The U.S. Agency for International Development (USAID) is providing technical training teams and funded the necessary rehabilitation in each facility to safely connect the equipment. The total cost of the machines, training and clinic rehabilitation is about $60,000.
The oxygen concentrators will be used at health facilities in Nacala Porto, Nacala Velha, Monapo, Ilha de Moçambique, Meconta, Malema, Mecoburi and Mossuril. The machines create a potentially unlimited local source of oxygen that is up to 95% pure by pulling it from the air and filtering out other substances.
“While patients with severe COVID-19 symptoms will be referred to the designated COVID treatment center in Nampula City, these devices will play a critical role in strengthening Mozambique’s resilience to the COVID-19 pandemic,” USAID Mission Director Helen Pataki said in a news release. “For people living far from larger, better-equipped health facilities, these oxygen concentrators can provide immediate relief.

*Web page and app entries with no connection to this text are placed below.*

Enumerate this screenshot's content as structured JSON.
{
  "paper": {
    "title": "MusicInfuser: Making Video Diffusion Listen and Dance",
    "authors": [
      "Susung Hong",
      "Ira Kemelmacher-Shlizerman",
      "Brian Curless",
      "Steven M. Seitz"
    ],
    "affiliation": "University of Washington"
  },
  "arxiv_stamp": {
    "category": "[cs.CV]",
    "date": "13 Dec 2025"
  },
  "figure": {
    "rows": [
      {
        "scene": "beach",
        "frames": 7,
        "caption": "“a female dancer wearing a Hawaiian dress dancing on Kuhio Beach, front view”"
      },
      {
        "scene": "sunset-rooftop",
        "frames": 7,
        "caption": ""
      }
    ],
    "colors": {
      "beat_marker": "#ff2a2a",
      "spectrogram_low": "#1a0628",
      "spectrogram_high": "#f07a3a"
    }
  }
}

This includes patients suffering from mild COVID-19 symptoms, severe hypoxemia caused by COVID-19 and other respiratory conditions,” the release said.
The oxygen concentrators were delivered as coronavirus infections were declining in southern and central Mozambique but surging in Nampula, prompting a visit from President Filipe Nyusi.
Speaking to a crowd in Nampula city, Nyusi urged residents to comply with preventive measures so the country can return to social and economic normalcy.
“Nampula is one of the provinces where the situation has again become a matter of concern,” Nyusi said in a report by the Mozambique News Agency. “I do not know why people don’t believe that the disease exists. Many have lost relatives or friends, and so we need to take this seriously.”
Mozambique’s Ministry of Health declared in September that the country’s third wave of COVID-19 infections was over.
Since the pandemic began, the U.S. has donated about $51 million toward Mozambique’s COVID-19 response.
In May, the U.S. invested $320,000 in a program that will provide solar power to 92 health facilities in Sofala, a coastal province in Mozambique. USAID awarded the Power Africa grant to renewable energy company SolarWorks! Mozambique to install off-grid solar-powered electrical systems in rural health facilities that serve about 138,000 people. In Sofala, 90% of health facilities don’t have regular access to electricity. The grant covers operations and maintenance costs for one year.
In July, the U.S. donated $600,000 worth of medical equipment and funding to hire more nurses and physicians to staff coronavirus treatment centers.
The donation included personal protective equipment for health care workers, cardiorespiratory monitors, oximeters and devices that support the ongoing use of U.S.-donated ventilators. The delivery was made to the capital, Maputo, in southern Mozambique.